Ah, “undocumented features.” Here’s my least favorite MIDI and audio “feature” in Windows: since Windows 2000, the operating system imposes an arbitrary limit of ten 32-bit audio (wave) and MIDI device drivers on the system. These are actually 10 driver entries in the Registry, so you don’t have to have 10 USB keyboards to hit the limit — almost anyone is suscpetible to the problem. Many USB devices now install both an audio and a MIDI device driver. “Virtual devices” like the Pamela virtual audio cable for Skype or the excellent MIDI Yoke interapp MIDI driver take up entries. You can even use up entries by installing device driver updates, or (now this gets truly absurd) just by plugging your device into a different USB port.
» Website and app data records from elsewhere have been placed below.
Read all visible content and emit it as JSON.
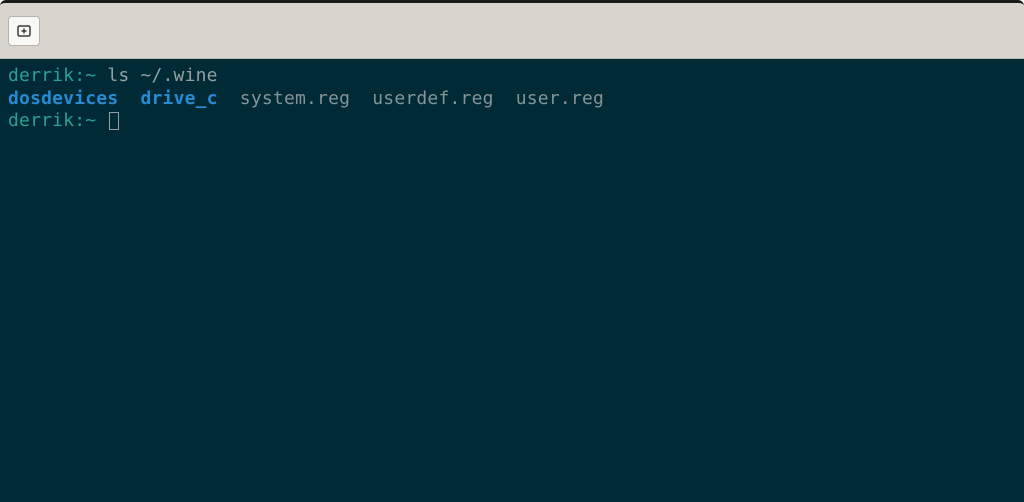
{
  "titlebar": {
    "new_tab_icon": "new-tab"
  },
  "terminal": {
    "lines": [
      {
        "prompt": "derrik:~",
        "command": " ls ~/.wine"
      },
      {
        "entries": [
          {
            "name": "dosdevices",
            "type": "dir"
          },
          {
            "name": "drive_c",
            "type": "dir"
          },
          {
            "name": "system.reg",
            "type": "file"
          },
          {
            "name": "userdef.reg",
            "type": "file"
          },
          {
            "name": "user.reg",
            "type": "file"
          }
        ]
      },
      {
        "prompt": "derrik:~",
        "cursor": true
      }
    ]
  },
  "colors": {
    "bg": "#002b36",
    "prompt": "#2aa198",
    "dir": "#268bd2",
    "file": "#839496",
    "text": "#93a1a1",
    "titlebar": "#d9d4ce"
  }
}
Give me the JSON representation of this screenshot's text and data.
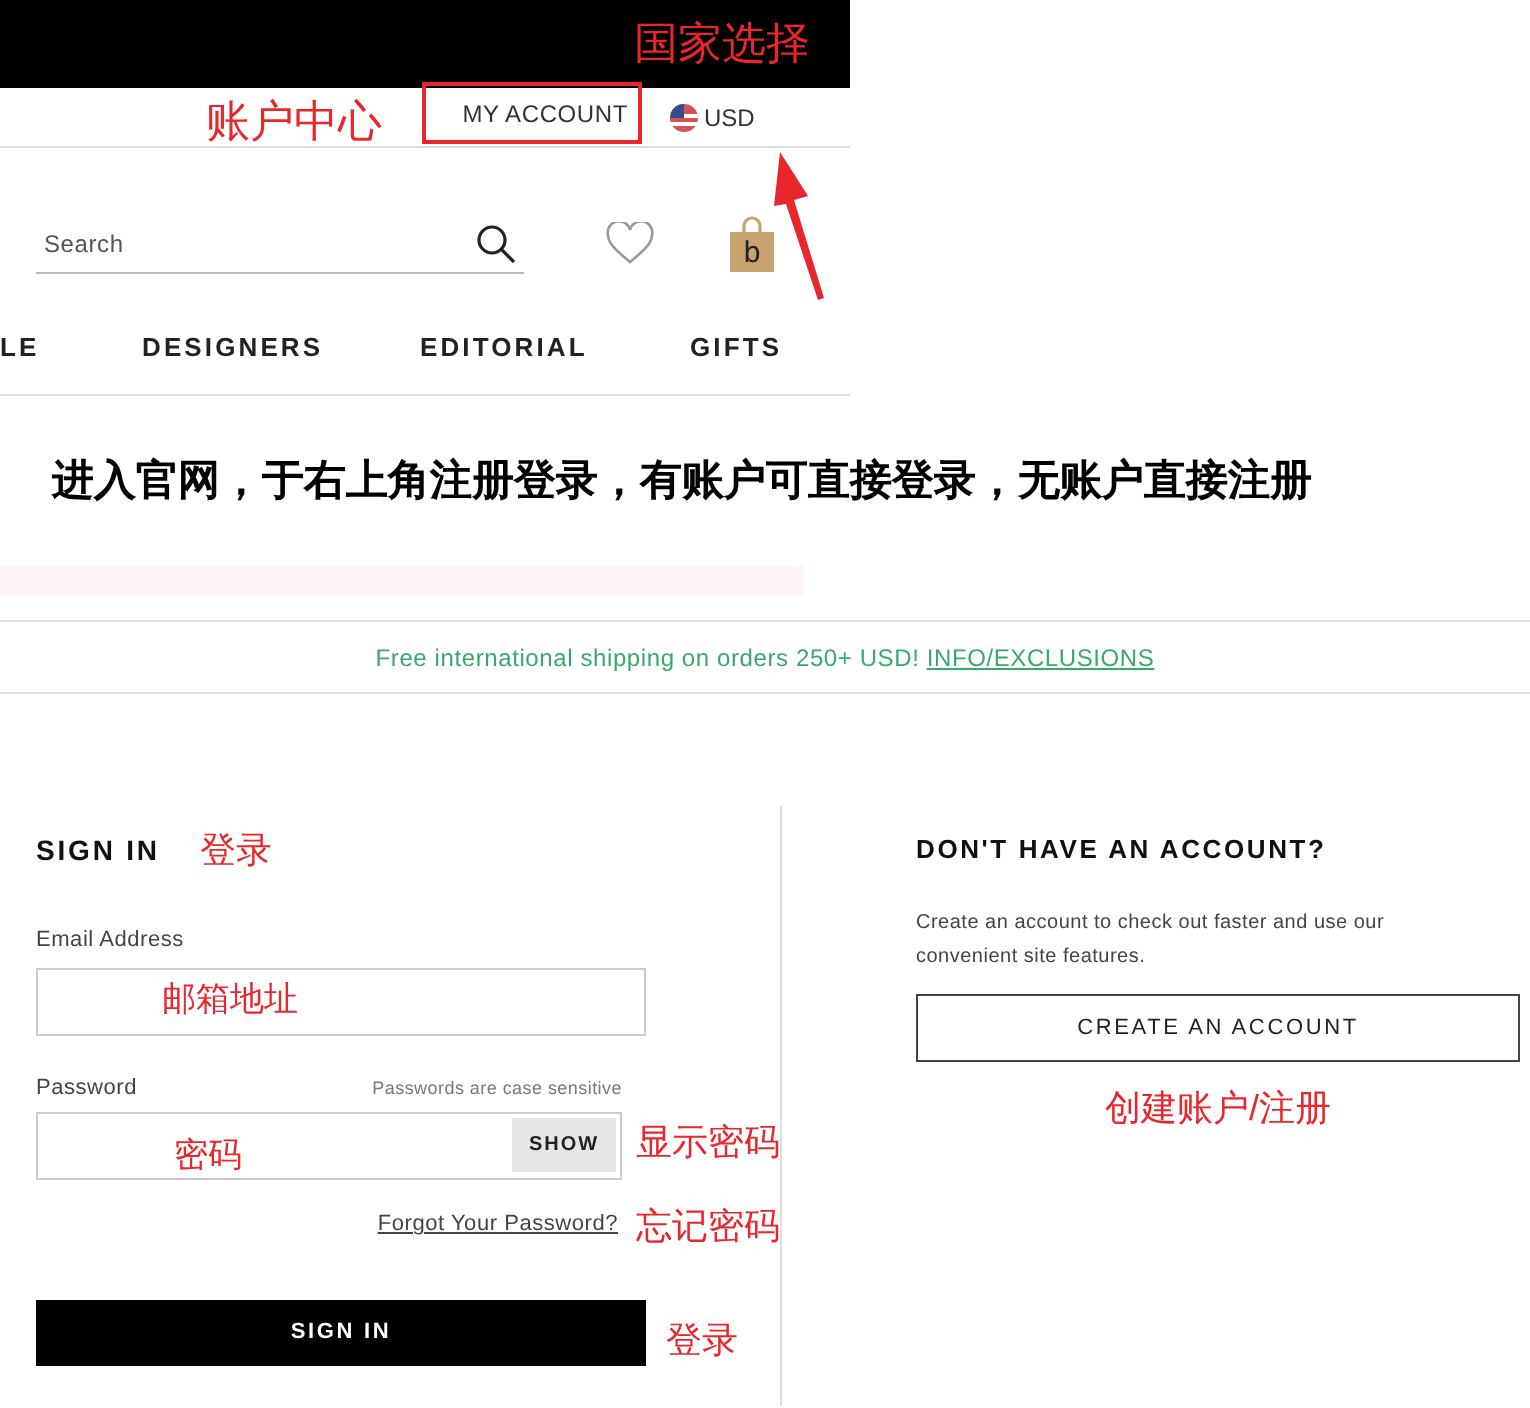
{
  "top_bar": {
    "note": "国家选择"
  },
  "utility": {
    "note": "账户中心",
    "account": "MY ACCOUNT",
    "currency": "USD"
  },
  "search": {
    "placeholder": "Search"
  },
  "cart": {
    "label": "b"
  },
  "nav": [
    "LE",
    "DESIGNERS",
    "EDITORIAL",
    "GIFTS"
  ],
  "caption": "进入官网，于右上角注册登录，有账户可直接登录，无账户直接注册",
  "promo": {
    "text": "Free international shipping on orders 250+ USD!",
    "link": "INFO/EXCLUSIONS"
  },
  "sign_in": {
    "title": "SIGN IN",
    "title_note": "登录",
    "email_label": "Email Address",
    "email_note": "邮箱地址",
    "password_label": "Password",
    "password_hint": "Passwords are case sensitive",
    "password_note": "密码",
    "show_button": "SHOW",
    "show_note": "显示密码",
    "forgot_link": "Forgot Your Password?",
    "forgot_note": "忘记密码",
    "submit": "SIGN IN",
    "submit_note": "登录"
  },
  "register": {
    "title": "DON'T HAVE AN ACCOUNT?",
    "description": "Create an account to check out faster and use our convenient site features.",
    "button": "CREATE AN ACCOUNT",
    "note": "创建账户/注册"
  }
}
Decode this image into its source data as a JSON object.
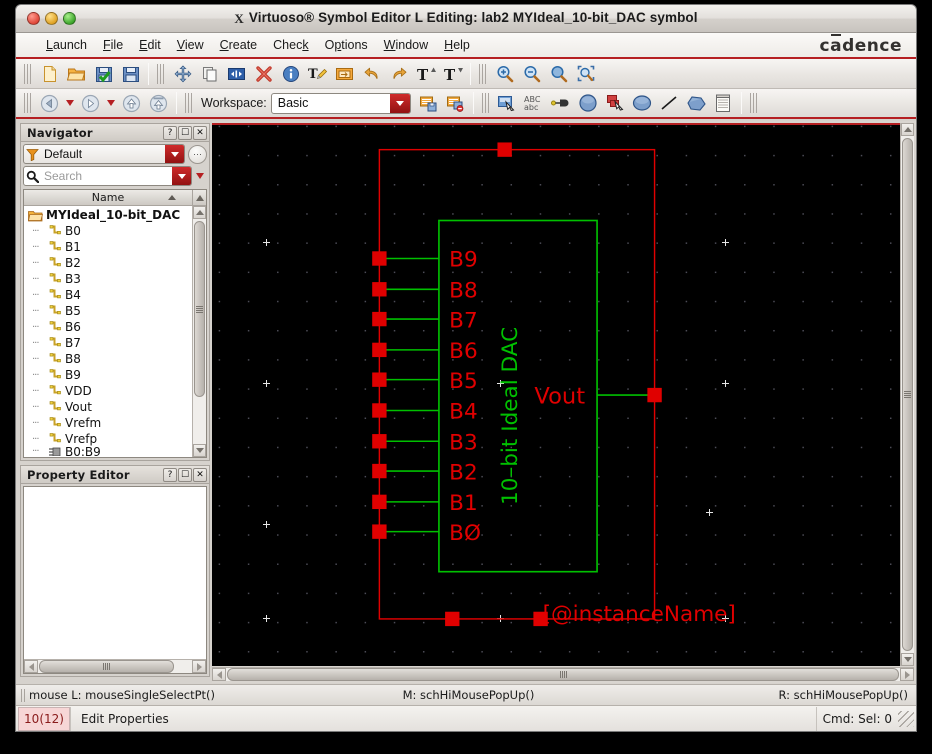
{
  "window": {
    "title": "Virtuoso® Symbol Editor L Editing: lab2 MYIdeal_10-bit_DAC symbol",
    "title_icon": "X",
    "brand": "cadence",
    "traffic_lights": [
      "close",
      "minimize",
      "maximize"
    ]
  },
  "menubar": {
    "items": [
      {
        "label": "Launch",
        "mnemonic": "L"
      },
      {
        "label": "File",
        "mnemonic": "F"
      },
      {
        "label": "Edit",
        "mnemonic": "E"
      },
      {
        "label": "View",
        "mnemonic": "V"
      },
      {
        "label": "Create",
        "mnemonic": "C"
      },
      {
        "label": "Check",
        "mnemonic": "k"
      },
      {
        "label": "Options",
        "mnemonic": "p"
      },
      {
        "label": "Window",
        "mnemonic": "W"
      },
      {
        "label": "Help",
        "mnemonic": "H"
      }
    ]
  },
  "toolbar_row1": {
    "group_file": [
      "new-file-icon",
      "open-folder-icon",
      "save-check-icon",
      "save-icon"
    ],
    "group_edit": [
      "move-icon",
      "copy-icon",
      "stretch-icon",
      "delete-x-icon",
      "info-icon",
      "property-edit-icon",
      "instance-icon",
      "undo-icon",
      "redo-icon",
      "text-up-icon",
      "text-down-icon"
    ],
    "group_zoom": [
      "zoom-in-icon",
      "zoom-out-icon",
      "zoom-fit-icon",
      "zoom-area-icon"
    ]
  },
  "toolbar_row2": {
    "nav_buttons": [
      "back-icon",
      "back-dropdown-icon",
      "forward-icon",
      "forward-dropdown-icon",
      "up-icon",
      "up-top-icon"
    ],
    "workspace": {
      "label": "Workspace:",
      "value": "Basic",
      "placeholder": "Basic"
    },
    "workspace_buttons": [
      "save-workspace-icon",
      "delete-workspace-icon"
    ],
    "draw_tools": [
      "select-icon",
      "abc-label-icon",
      "pin-icon",
      "circle-icon",
      "rect-select-icon",
      "ellipse-icon",
      "line-icon",
      "polygon-icon",
      "note-icon"
    ]
  },
  "navigator": {
    "title": "Navigator",
    "header_buttons": [
      "help-button",
      "undock-button",
      "close-button"
    ],
    "filter": {
      "value": "Default",
      "icon": "filter-icon"
    },
    "search": {
      "placeholder": "Search",
      "value": "",
      "icon": "search-icon"
    },
    "column_header": "Name",
    "tree": {
      "root": {
        "label": "MYIdeal_10-bit_DAC",
        "icon": "folder-open-icon"
      },
      "children": [
        {
          "label": "B0",
          "icon": "pin-icon"
        },
        {
          "label": "B1",
          "icon": "pin-icon"
        },
        {
          "label": "B2",
          "icon": "pin-icon"
        },
        {
          "label": "B3",
          "icon": "pin-icon"
        },
        {
          "label": "B4",
          "icon": "pin-icon"
        },
        {
          "label": "B5",
          "icon": "pin-icon"
        },
        {
          "label": "B6",
          "icon": "pin-icon"
        },
        {
          "label": "B7",
          "icon": "pin-icon"
        },
        {
          "label": "B8",
          "icon": "pin-icon"
        },
        {
          "label": "B9",
          "icon": "pin-icon"
        },
        {
          "label": "VDD",
          "icon": "pin-icon"
        },
        {
          "label": "Vout",
          "icon": "pin-icon"
        },
        {
          "label": "Vrefm",
          "icon": "pin-icon"
        },
        {
          "label": "Vrefp",
          "icon": "pin-icon"
        },
        {
          "label": "B0:B9",
          "icon": "bus-icon"
        }
      ]
    }
  },
  "property_editor": {
    "title": "Property Editor",
    "header_buttons": [
      "help-button",
      "undock-button",
      "close-button"
    ],
    "content": ""
  },
  "canvas": {
    "background_color": "#000000",
    "grid_dot_color": "#5a5a66",
    "symbol_outline_color": "#00c000",
    "pin_color": "#e00000",
    "label_color": "#e00000",
    "body_label": "10-bit Ideal DAC",
    "instance_label": "[@instanceName]",
    "output_pin": "Vout",
    "input_pins": [
      "B9",
      "B8",
      "B7",
      "B6",
      "B5",
      "B4",
      "B3",
      "B2",
      "B1",
      "B0"
    ],
    "selection_boundary_color": "#e00000"
  },
  "mousebar": {
    "left": "mouse L: mouseSingleSelectPt()",
    "middle": "M: schHiMousePopUp()",
    "right": "R: schHiMousePopUp()"
  },
  "statusbar": {
    "count": "10(12)",
    "message": "Edit Properties",
    "cmd": "Cmd: Sel: 0"
  }
}
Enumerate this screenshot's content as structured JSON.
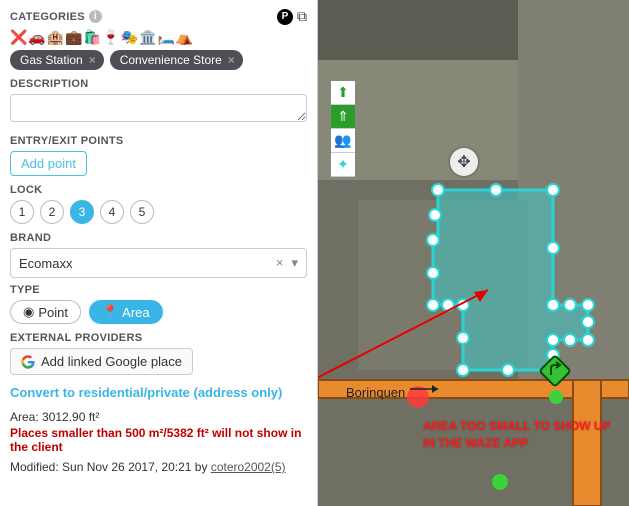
{
  "headers": {
    "categories": "CATEGORIES",
    "description": "DESCRIPTION",
    "entry": "ENTRY/EXIT POINTS",
    "lock": "LOCK",
    "brand": "BRAND",
    "type": "TYPE",
    "external": "EXTERNAL PROVIDERS"
  },
  "tags": {
    "a": "Gas Station",
    "b": "Convenience Store"
  },
  "description_value": "",
  "entry": {
    "add": "Add point"
  },
  "lock": {
    "l1": "1",
    "l2": "2",
    "l3": "3",
    "l4": "4",
    "l5": "5",
    "selected": "3"
  },
  "brand": {
    "value": "Ecomaxx"
  },
  "type": {
    "point": "Point",
    "area": "Area",
    "selected": "Area"
  },
  "external": {
    "add": "Add linked Google place"
  },
  "convert_link": "Convert to residential/private (address only)",
  "meta": {
    "area": "Area: 3012.90 ft²",
    "warning": "Places smaller than 500 m²/5382 ft² will not show in the client",
    "modified": "Modified: Sun Nov 26 2017, 20:21 by ",
    "modifier": "cotero2002(5)"
  },
  "map": {
    "street": "Borinquen",
    "note_l1": "AREA TOO SMALL TO SHOW UP",
    "note_l2": "IN THE WAZE APP"
  }
}
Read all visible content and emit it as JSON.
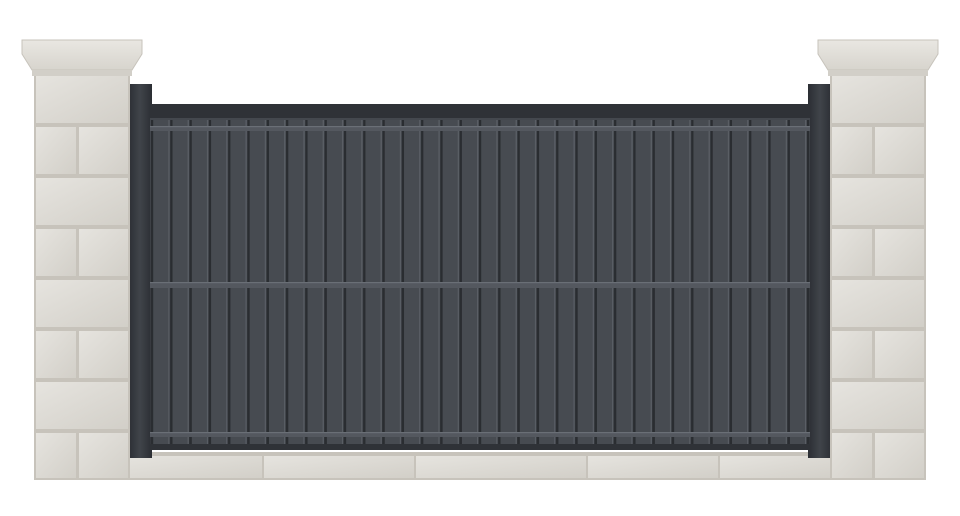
{
  "scene": {
    "subject": "gate-with-stone-pillars",
    "gate": {
      "panel_color": "#3a3d42",
      "slat_color": "#474b51",
      "slat_highlight": "#6a6f76",
      "frame_color": "#2d3035",
      "rail_color": "#54585f",
      "post_color": "#34373c"
    },
    "stone": {
      "block_color": "#e6e4df",
      "block_shade": "#d2cfc8",
      "mortar_color": "#c7c3bb",
      "cap_color": "#e9e7e2",
      "cap_shade": "#d7d4cd"
    },
    "background": "#ffffff"
  }
}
Internal devices are affected as well as USB devices, and sometimes entries get used up in apparent spontaneous ways.
Here’s how to find, and fix, the problem (thanks to a tutorial from RME; picture below):
The symptoms: This is my favorite part. You’ll just wind up installing a driver, and it won’t work, often without an error message. Or you’ll find yourself constantly re-installing hardware drivers, because the system “forgets” the driver between reboots.
Diagnosis: If you select Properties of the device (e.g., via the Device Manager), you should see a status of “Driver enabled but not functioning properly.” The driver is installed, but Windows can’t use it, in other words.
Cure: RME has a set of instructions for editing your Registry. When I’ve run into this problem, as when I couldn’t get MIDI Yoke to operate, I turned to RME’s suggestions and got things working again. Registry editing seems to be the only way to go; as always, backup your machine before messing with Registry values because a typo can hose your system. (In fact, I wouldn’t have found the RME instructions at all had it not been for the copious support information at the MIDI-OX site. Do yourself a favor: if you ever use MIDI, install MIDI-OX and MIDI Yoke today, and read the installation instructions completely before plowing ahead!)
Will it ever get fixed? So far, it hasn’t. Windows 2000 through the current release of Windows XP still have this problem. Now the big question is, can Microsoft get it fixed in Vista? If they don’t, they’re going to hear it from me (and you, too, now). The only good news here is that 64-bit drivers are unaffected, and PCs are clearly going 64-bit — but that’s not really an excuse, is it, especially since a lot of the aforementioned drivers run in 32-bit and a single device can wind up filling up a whole host of slots.